I've never been obsessed with the Olympics to the point that I'd buy officially licensed Olympic gear; however, I have been an enthusiastic viewer of the Olympics to the point that sometimes I have nightmares that are narrated by Elfi Schlegel. But in the build up to these Sochi Winter Games, now less than 2 weeks away, my normal Olympian excitement has been replaced with looming dread. And I'm not alone.
Exhibit A: the travel alert the US Government issued Americans back on January 10th.
Exhibit B: this incredibly pessimistic, but fear-validating Sally Jenkins piece from the Washington Post, which sums up a lot of what other outlets have been hinting at with an added dollop of rage. Jenkins, like me, is worried about visitors, athletes, and ordinary Russians unfortunate enough to live near the Olympian snarl. But, unlike me, she's advanced past the "vague, amorphous, unnamed fear" stage to the "full on pissed off over the tragedy she sees as pretty much inevitable and ongoing" phase. Take it away, Ms. Jenkins,
IOC officials have long collaborated with plunderers, and treated human rights abuses as acceptable if it meant good commerce, regardless of the harm: In Beijing, dissidents were arrested and tortured for refusing to support the Games. But the IOC's amoral stupidity and avarice finally may have peaked in Sochi. Activists have been jailed; homeowners evicted without compensation; 25 construction workers have died at stadium sites; illegal dumps of toxic construction waste have ruined local drinking water and caused homes to sink; and Boris Nemtsov, a former Russian deputy prime minister, alleges up to $30 billion has been stolen in preparing for the Games. Now we can add $3 billion in security costs to the price of hosting this festival of malevolence and greed.
Shorter version: the IOC, Vladimir Putin, and all the corporate interests that stand to make a boatload of money from the Games couldn't give a flying fuck about the people they're screwing over.

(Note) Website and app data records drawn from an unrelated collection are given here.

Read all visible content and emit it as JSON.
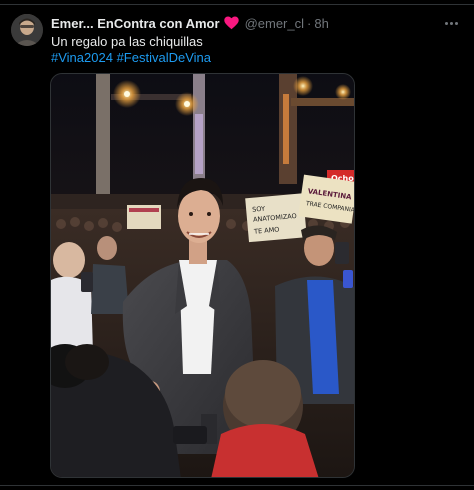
{
  "tweet": {
    "display_name": "Emer... EnContra con Amor",
    "handle": "@emer_cl",
    "separator": "·",
    "timestamp": "8h",
    "text": "Un regalo pa las chiquillas",
    "hashtags": [
      "#Vina2024",
      "#FestivalDeVina"
    ]
  },
  "media": {
    "alt": "Photo of a smiling man in a dark suit and white shirt walking through a crowd at an outdoor concert venue at night, with fans holding handwritten signs behind him.",
    "signs": [
      "Ocho",
      "SOY ANATOMIZAO TE AMO",
      "VALENTINA TRAE COMPANIA"
    ]
  },
  "colors": {
    "background": "#000000",
    "text_primary": "#e7e9ea",
    "text_secondary": "#71767b",
    "link": "#1d9bf0",
    "heart": "#f91880",
    "border": "#2f3336"
  },
  "icons": {
    "heart": "heart-icon",
    "more": "more-dots-icon"
  }
}
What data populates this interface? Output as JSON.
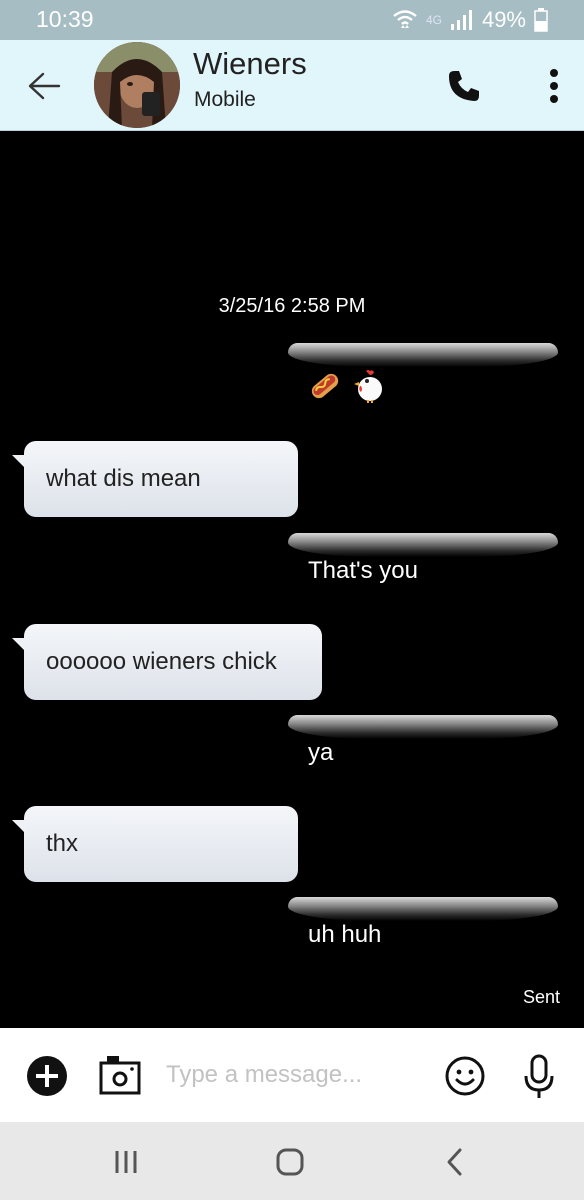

Jenkins elaborates the myriad ways the Olympics in Sochi have already been a failure — hundreds of millions of dollars stolen by kleptocrats, $50 billion spent on facilities, and emboldened terrorists, relishing the international attention, have become more and more vocal with their threats. To make matters worse, Jenkins adds, the massive amount of security needed for the Games has proven a drain on other parts of Russia, where serious clashes involving separatist groups are killing people. And that's before we even begin discussing all the "keep the gays away from the children" nonsense.
Jenkins notes that it's too late now for Russia to just cancel the thing, so the best we can hope is that it doesn't turn from a disaster to a tragedy. Morose? Hell yes. But unfounded? Probably not. Here's more Olympic anxiety for the kids watching at home:
...the staging of the Sochi Games has become a contest of wills between Putin and the insurgents, with innocents squarely in the crossfire. The IOC is wholly responsible for this: It should have denied Putin the internal prestige he craves, while depriving the insurgents of a major target, by removing the Games when it was still politically and logistically possible.
At the very least, I'm glad I'm not alone in feeling an anxious tightness in my chest every time NBC airs an Olympic promo that's supposed to be majestic. Even that Bounty ad with Julie Chu, the American hockey player, makes me dread how the footage might be used if tragedy strikes the team, or spectators, or Russian citizens who want nothing to do with the Games but are swept up in their repercussions anyway. And today, when Team USA unveiled their god-awful opening ceremony outfits (sweaters that would make a great gift for that nursing home-bound great aunt you feel terrible about never visiting), I caught myself imagining an injured athlete or spectator clad in a factory-knit USA Sunday School Teacher sweater.
And as much as I love a good Johnny Weir flourish or bobsled celebration or super slow mo high def shot of a speed skater falling down, I'm inclined to agree. I love figure skating costumes and inscrutable, over the top Opening Ceremony displays as much as the next sucker for schmaltz, but future Campbell's Soup and Nike ad fodder is not worth people's lives.